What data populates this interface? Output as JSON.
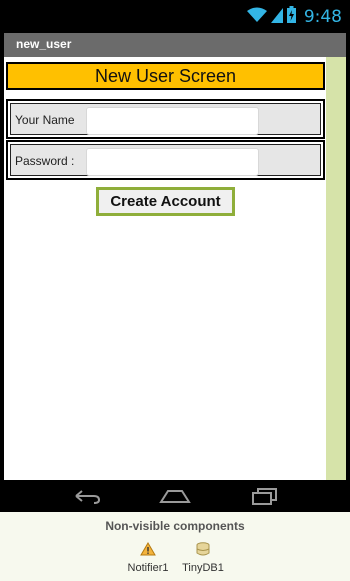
{
  "status_bar": {
    "time": "9:48",
    "icons": [
      "wifi-icon",
      "signal-icon",
      "battery-icon"
    ]
  },
  "app": {
    "title": "new_user"
  },
  "screen": {
    "header_label": "New User Screen",
    "name_label": "Your Name",
    "name_value": "",
    "password_label": "Password :",
    "password_value": "",
    "create_button": "Create Account"
  },
  "nav_bar": {
    "icons": [
      "back-icon",
      "home-icon",
      "recent-apps-icon"
    ]
  },
  "non_visible": {
    "title": "Non-visible components",
    "components": [
      {
        "name": "Notifier1",
        "icon": "warning-icon"
      },
      {
        "name": "TinyDB1",
        "icon": "database-icon"
      }
    ]
  },
  "colors": {
    "header_bg": "#ffc000",
    "accent": "#33b5e5",
    "button_border": "#8fae3a",
    "side_strip": "#d6e3a9"
  }
}
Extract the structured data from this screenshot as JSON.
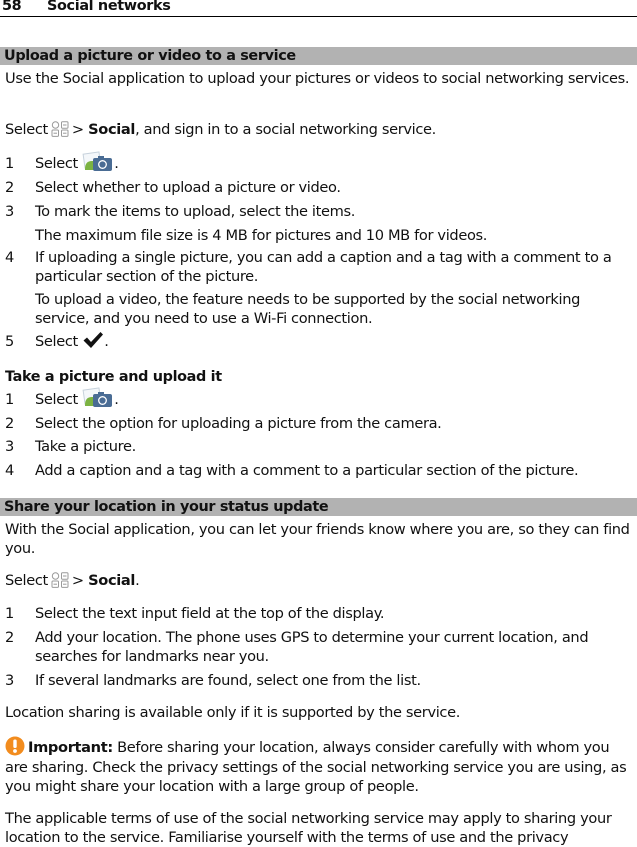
{
  "running_head": {
    "page_number": "58",
    "chapter": "Social networks"
  },
  "sections": [
    {
      "heading": "Upload a picture or video to a service",
      "intro": "Use the Social application to upload your pictures or videos to social networking services.",
      "select_line": {
        "prefix": "Select",
        "sep": ">",
        "target": "Social",
        "suffix": ", and sign in to a social networking service."
      },
      "steps": [
        {
          "num": "1",
          "prefix": "Select",
          "suffix": "."
        },
        {
          "num": "2",
          "text": "Select whether to upload a picture or video."
        },
        {
          "num": "3",
          "text": "To mark the items to upload, select the items.",
          "note": "The maximum file size is 4 MB for pictures and 10 MB for videos."
        },
        {
          "num": "4",
          "text": "If uploading a single picture, you can add a caption and a tag with a comment to a particular section of the picture.",
          "note": "To upload a video, the feature needs to be supported by the social networking service, and you need to use a Wi-Fi connection."
        },
        {
          "num": "5",
          "prefix": "Select",
          "suffix": "."
        }
      ]
    },
    {
      "heading": "Take a picture and upload it",
      "steps": [
        {
          "num": "1",
          "prefix": "Select",
          "suffix": "."
        },
        {
          "num": "2",
          "text": "Select the option for uploading a picture from the camera."
        },
        {
          "num": "3",
          "text": "Take a picture."
        },
        {
          "num": "4",
          "text": "Add a caption and a tag with a comment to a particular section of the picture."
        }
      ]
    },
    {
      "heading": "Share your location in your status update",
      "intro": "With the Social application, you can let your friends know where you are, so they can find you.",
      "select_line": {
        "prefix": "Select",
        "sep": ">",
        "target": "Social",
        "suffix": "."
      },
      "steps": [
        {
          "num": "1",
          "text": "Select the text input field at the top of the display."
        },
        {
          "num": "2",
          "text": "Add your location. The phone uses GPS to determine your current location, and searches for landmarks near you."
        },
        {
          "num": "3",
          "text": "If several landmarks are found, select one from the list."
        }
      ],
      "availability": "Location sharing is available only if it is supported by the service.",
      "important": {
        "label": "Important:",
        "text": "Before sharing your location, always consider carefully with whom you are sharing. Check the privacy settings of the social networking service you are using, as you might share your location with a large group of people."
      },
      "terms": "The applicable terms of use of the social networking service may apply to sharing your location to the service. Familiarise yourself with the terms of use and the privacy"
    }
  ],
  "icons": {
    "menu": "app-menu-grid-icon",
    "camera": "camera-upload-icon",
    "done": "checkmark-icon",
    "warning": "warning-exclamation-icon"
  },
  "colors": {
    "section_bar": "#b2b2b2",
    "warning": "#f28c1e",
    "camera_blue": "#4a6c94",
    "camera_green": "#7cb342"
  }
}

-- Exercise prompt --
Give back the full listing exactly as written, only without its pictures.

-- Output for this task --
What data populates this interface? Output as JSON.
{
  "status_bar": {
    "time": "9:48",
    "icons": [
      "wifi-icon",
      "signal-icon",
      "battery-icon"
    ]
  },
  "app": {
    "title": "new_user"
  },
  "screen": {
    "header_label": "New User Screen",
    "name_label": "Your Name",
    "name_value": "",
    "password_label": "Password :",
    "password_value": "",
    "create_button": "Create Account"
  },
  "nav_bar": {
    "icons": [
      "back-icon",
      "home-icon",
      "recent-apps-icon"
    ]
  },
  "non_visible": {
    "title": "Non-visible components",
    "components": [
      {
        "name": "Notifier1",
        "icon": "warning-icon"
      },
      {
        "name": "TinyDB1",
        "icon": "database-icon"
      }
    ]
  },
  "colors": {
    "header_bg": "#ffc000",
    "accent": "#33b5e5",
    "button_border": "#8fae3a",
    "side_strip": "#d6e3a9"
  }
}
Extract the structured data from this screenshot as JSON.
{
  "running_head": {
    "page_number": "58",
    "chapter": "Social networks"
  },
  "sections": [
    {
      "heading": "Upload a picture or video to a service",
      "intro": "Use the Social application to upload your pictures or videos to social networking services.",
      "select_line": {
        "prefix": "Select",
        "sep": ">",
        "target": "Social",
        "suffix": ", and sign in to a social networking service."
      },
      "steps": [
        {
          "num": "1",
          "prefix": "Select",
          "suffix": "."
        },
        {
          "num": "2",
          "text": "Select whether to upload a picture or video."
        },
        {
          "num": "3",
          "text": "To mark the items to upload, select the items.",
          "note": "The maximum file size is 4 MB for pictures and 10 MB for videos."
        },
        {
          "num": "4",
          "text": "If uploading a single picture, you can add a caption and a tag with a comment to a particular section of the picture.",
          "note": "To upload a video, the feature needs to be supported by the social networking service, and you need to use a Wi-Fi connection."
        },
        {
          "num": "5",
          "prefix": "Select",
          "suffix": "."
        }
      ]
    },
    {
      "heading": "Take a picture and upload it",
      "steps": [
        {
          "num": "1",
          "prefix": "Select",
          "suffix": "."
        },
        {
          "num": "2",
          "text": "Select the option for uploading a picture from the camera."
        },
        {
          "num": "3",
          "text": "Take a picture."
        },
        {
          "num": "4",
          "text": "Add a caption and a tag with a comment to a particular section of the picture."
        }
      ]
    },
    {
      "heading": "Share your location in your status update",
      "intro": "With the Social application, you can let your friends know where you are, so they can find you.",
      "select_line": {
        "prefix": "Select",
        "sep": ">",
        "target": "Social",
        "suffix": "."
      },
      "steps": [
        {
          "num": "1",
          "text": "Select the text input field at the top of the display."
        },
        {
          "num": "2",
          "text": "Add your location. The phone uses GPS to determine your current location, and searches for landmarks near you."
        },
        {
          "num": "3",
          "text": "If several landmarks are found, select one from the list."
        }
      ],
      "availability": "Location sharing is available only if it is supported by the service.",
      "important": {
        "label": "Important:",
        "text": "Before sharing your location, always consider carefully with whom you are sharing. Check the privacy settings of the social networking service you are using, as you might share your location with a large group of people."
      },
      "terms": "The applicable terms of use of the social networking service may apply to sharing your location to the service. Familiarise yourself with the terms of use and the privacy"
    }
  ],
  "icons": {
    "menu": "app-menu-grid-icon",
    "camera": "camera-upload-icon",
    "done": "checkmark-icon",
    "warning": "warning-exclamation-icon"
  },
  "colors": {
    "section_bar": "#b2b2b2",
    "warning": "#f28c1e",
    "camera_blue": "#4a6c94",
    "camera_green": "#7cb342"
  }
}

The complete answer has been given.